Jogging along a gravel road that runs along a saltmarsh
I spotted a long-billed curlew about to spear a mud crab
when a red fox suddenly intervened, wringing its gloved paws.
"Stop this madness!" it exclaimed. "I warn you, cruelty
will consume you, and your children's children
will inherit your crazed bloodlust!"
The curlew stared with minuscule eyes as cold as asteroids
then skewered the crab straight through its shell and raised it to the sky.
The fox picked up a muddy stone and hurled it, but missed.
The curlew gave thanks, consumed the crab,
then, flying toward the sun, vanished like a dream with wings.
I jogged on, indifferent to the ways of wild things.
The fox ran up beside me. "You must die," it said, "for you
have seen a thing that humans mustn't know."
It bit me in the tendon. I fell. It lunged at my bare throat.
We grappled in the mud until I managed to subdue it
by knocking it against a stump until, stunned and bleeding,
it lay quite still. "Now listen," I hissed, for I could tell
it was only playing dead -- "You think I have no soul
because I'm Man. Well, darn it, you're wrong.
I listen to Coltrane too, just like the rest of you."
"Coltrane?" it said. "You know Coltrane?" It's eyes
grew wide with fear. "How could you - a mortal -understand?"
I whistled a bit of A Love Supreme. It wept.

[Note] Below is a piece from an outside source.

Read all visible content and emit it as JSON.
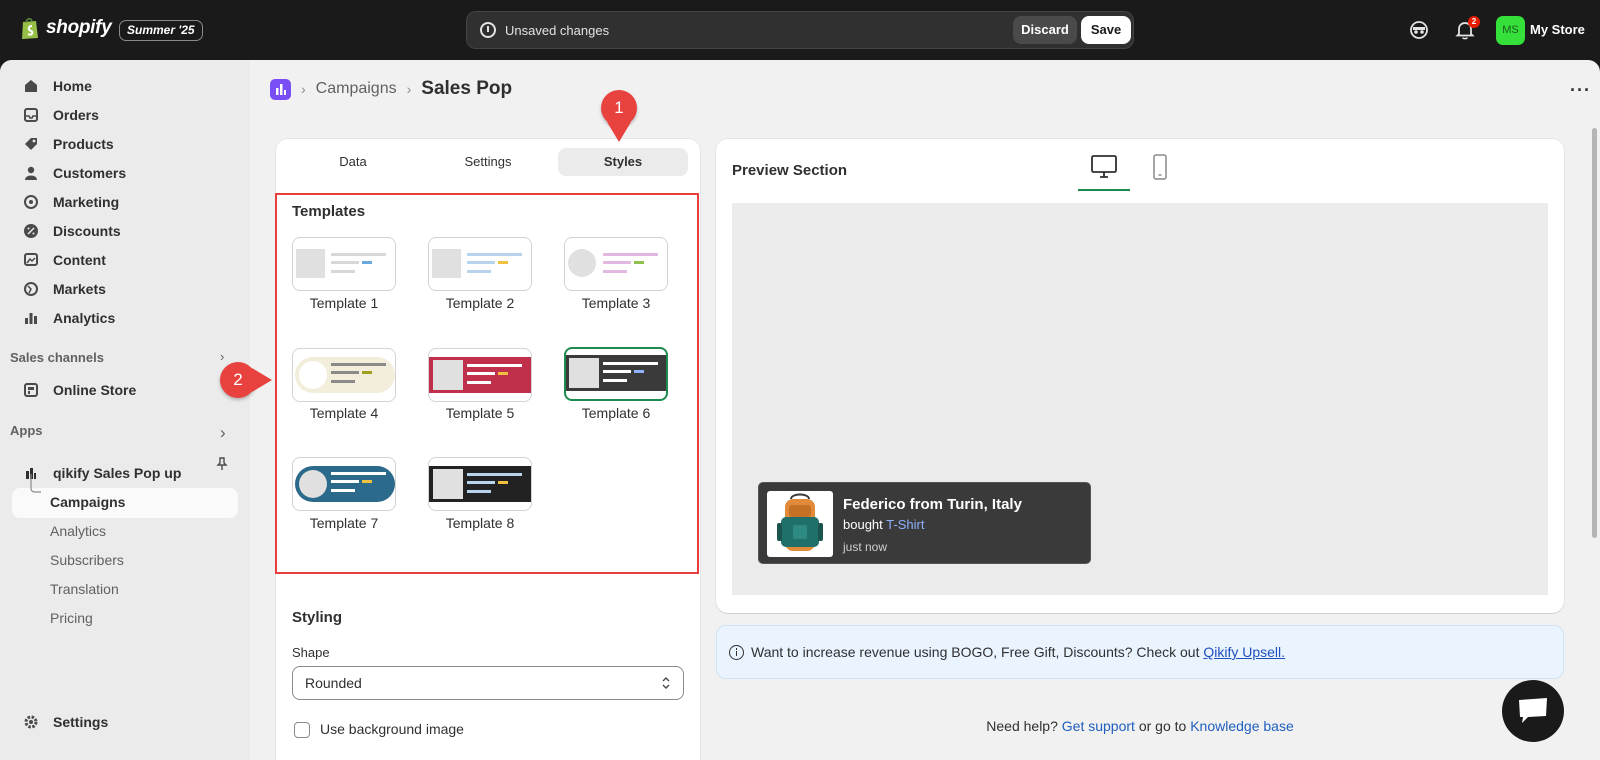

I offered it my handkerchief. It blew its nose, then gave it back.
It offered me its magic boots, which I refused.
(How could I write poems with magic boots? That's cheating.)
We argued a bit. It was convinced that Coltrane wasn't Man
but was the manifestation of the soul of Wolf
descended from the heavens.
We agreed to disagree. I jogged home, scratched and bleeding.
My wife scolded me for playing with undomesticated foxes
and insisted I get rabies shots and new glasses.
I said she should listen to Coltrane more, and stop wasting her time on Facebook.
She didn't understand. How could she? She never jogs on gravel roads
and besides, she's only human.